Anybody who doubts the importance of role models in encouraging kids to tackle the tough subjects of science, technology, engineering and math should consider what kids themselves say about how they got interested in the fields.
DesignCon 2013 invited a panel of high school and college students to share their thoughts at the annual chip designer confab in Silicon Valley and several of them mentioned teachers and parents as influences, according to the EE Times. (Who knew?)
Amanda Pratt, who’s working on a masters in engineering at UC-Berkeley, told EE Times that a female high school physics teacher set her on her path.
“It was my favorite class from the first day, thanks to encouragement from her and my father who is an engineer,” Pratt, whose next stop is Harvard Business School, said, according to the EE Times. “I decided I wanted to do something that mattered, and have a career with an impact.”

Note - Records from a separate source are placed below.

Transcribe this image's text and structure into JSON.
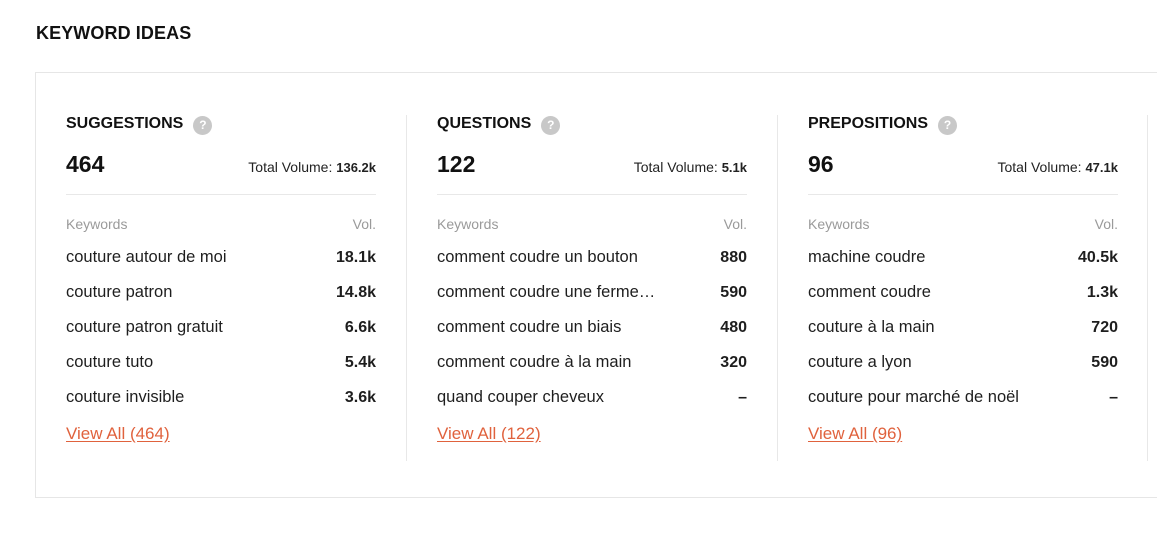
{
  "page": {
    "title": "KEYWORD IDEAS"
  },
  "common": {
    "total_label": "Total Volume:",
    "keywords_header": "Keywords",
    "vol_header": "Vol.",
    "help_glyph": "?"
  },
  "colors": {
    "link": "#e0623d",
    "help_icon": "#c8c8c8"
  },
  "columns": [
    {
      "title": "SUGGESTIONS",
      "count": "464",
      "total_volume": "136.2k",
      "rows": [
        {
          "keyword": "couture autour de moi",
          "volume": "18.1k"
        },
        {
          "keyword": "couture patron",
          "volume": "14.8k"
        },
        {
          "keyword": "couture patron gratuit",
          "volume": "6.6k"
        },
        {
          "keyword": "couture tuto",
          "volume": "5.4k"
        },
        {
          "keyword": "couture invisible",
          "volume": "3.6k"
        }
      ],
      "view_all": "View All (464)"
    },
    {
      "title": "QUESTIONS",
      "count": "122",
      "total_volume": "5.1k",
      "rows": [
        {
          "keyword": "comment coudre un bouton",
          "volume": "880"
        },
        {
          "keyword": "comment coudre une ferme…",
          "volume": "590"
        },
        {
          "keyword": "comment coudre un biais",
          "volume": "480"
        },
        {
          "keyword": "comment coudre à la main",
          "volume": "320"
        },
        {
          "keyword": "quand couper cheveux",
          "volume": "–"
        }
      ],
      "view_all": "View All (122)"
    },
    {
      "title": "PREPOSITIONS",
      "count": "96",
      "total_volume": "47.1k",
      "rows": [
        {
          "keyword": "machine coudre",
          "volume": "40.5k"
        },
        {
          "keyword": "comment coudre",
          "volume": "1.3k"
        },
        {
          "keyword": "couture à la main",
          "volume": "720"
        },
        {
          "keyword": "couture a lyon",
          "volume": "590"
        },
        {
          "keyword": "couture pour marché de noël",
          "volume": "–"
        }
      ],
      "view_all": "View All (96)"
    }
  ]
}
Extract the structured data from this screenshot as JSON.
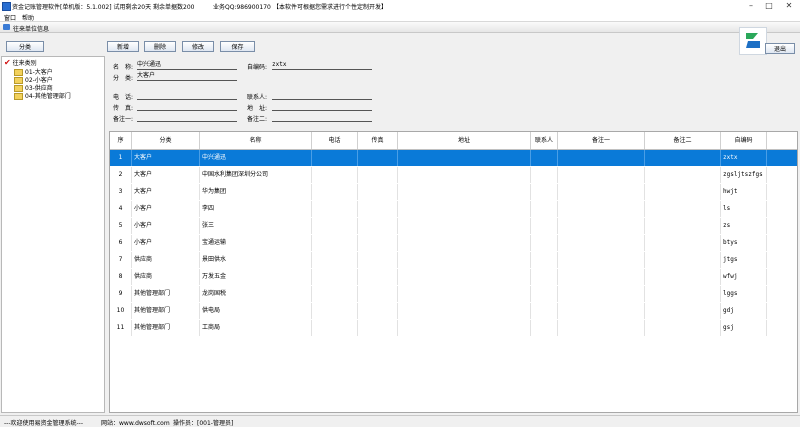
{
  "window": {
    "title": "资金记账管理软件[单机版：5.1.002]  试用剩余20天  剩余单据数200",
    "qq": "业务QQ:986900170",
    "notice": "【本软件可根据您需求进行个性定制开发】"
  },
  "menu": {
    "items": [
      "窗口",
      "帮助"
    ]
  },
  "panel": {
    "title": "往来单位信息"
  },
  "toolbar": {
    "category_label": "分类",
    "add_label": "新增",
    "delete_label": "删除",
    "edit_label": "修改",
    "save_label": "保存",
    "exit_label": "退出"
  },
  "tree": {
    "root": "往来类别",
    "items": [
      "01-大客户",
      "02-小客户",
      "03-供应商",
      "04-其他管理部门"
    ]
  },
  "form": {
    "name_label": "名　称:",
    "name_value": "中兴通迅",
    "code_label": "自编码:",
    "code_value": "zxtx",
    "category_label": "分　类:",
    "category_value": "大客户",
    "phone_label": "电　话:",
    "contact_label": "联系人:",
    "fax_label": "传　真:",
    "address_label": "地　址:",
    "note1_label": "备注一:",
    "note2_label": "备注二:"
  },
  "grid": {
    "columns": [
      "序",
      "分类",
      "名称",
      "电话",
      "传真",
      "地址",
      "联系人",
      "备注一",
      "备注二",
      "自编码"
    ],
    "rows": [
      {
        "no": "1",
        "category": "大客户",
        "name": "中兴通迅",
        "code": "zxtx"
      },
      {
        "no": "2",
        "category": "大客户",
        "name": "中国水利集团深圳分公司",
        "code": "zgsljtszfgs"
      },
      {
        "no": "3",
        "category": "大客户",
        "name": "华为集团",
        "code": "hwjt"
      },
      {
        "no": "4",
        "category": "小客户",
        "name": "李四",
        "code": "ls"
      },
      {
        "no": "5",
        "category": "小客户",
        "name": "张三",
        "code": "zs"
      },
      {
        "no": "6",
        "category": "小客户",
        "name": "宝通运输",
        "code": "btys"
      },
      {
        "no": "7",
        "category": "供应商",
        "name": "景田供水",
        "code": "jtgs"
      },
      {
        "no": "8",
        "category": "供应商",
        "name": "万发五金",
        "code": "wfwj"
      },
      {
        "no": "9",
        "category": "其他管理部门",
        "name": "龙岗国税",
        "code": "lggs"
      },
      {
        "no": "10",
        "category": "其他管理部门",
        "name": "供电局",
        "code": "gdj"
      },
      {
        "no": "11",
        "category": "其他管理部门",
        "name": "工商局",
        "code": "gsj"
      }
    ],
    "selected_row": 0
  },
  "status": {
    "welcome": "---欢迎使用易资金管理系统---",
    "website": "网站：www.dwsoft.com",
    "operator": "操作员：[001-管理员]"
  },
  "colors": {
    "selection": "#0a7ad8",
    "logo_green": "#2aa85a",
    "logo_blue": "#1d6fc4"
  },
  "icons": [
    "app-icon",
    "folder-icon",
    "check-icon",
    "logo-icon"
  ]
}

I admit to a special interest in the panel. Among the participants was Shachi Kakkar, a Cupertino High School student that I wrote about last year. Encouraged by his father, Kakkar started poking around in the world of chip-design verificiation. And to his surprise, he found it fascinating.
Fascinating enough to write a blog post about it, which the editors at EDN Network thought was fairly fascinating in itself. That first post led to a regular gig for Kakkar on EDN, a go-to site for electrical engineers.
By my thinking, if teachers and parents can have an impact on the career path a kid chooses, just think what peers could add to that equation.
“My dad is an engineer and he said I could do whatever I wanted as long as it was engineering,” Kakkar said at the conference, according to EE Times, “but up until last year I thought engineering was one of the most boring things you could do.”
Like I told Kakkar when I met him last year: If the electrical engineering/blogging thing doesn’t work out, he could always become a stand-up comedian.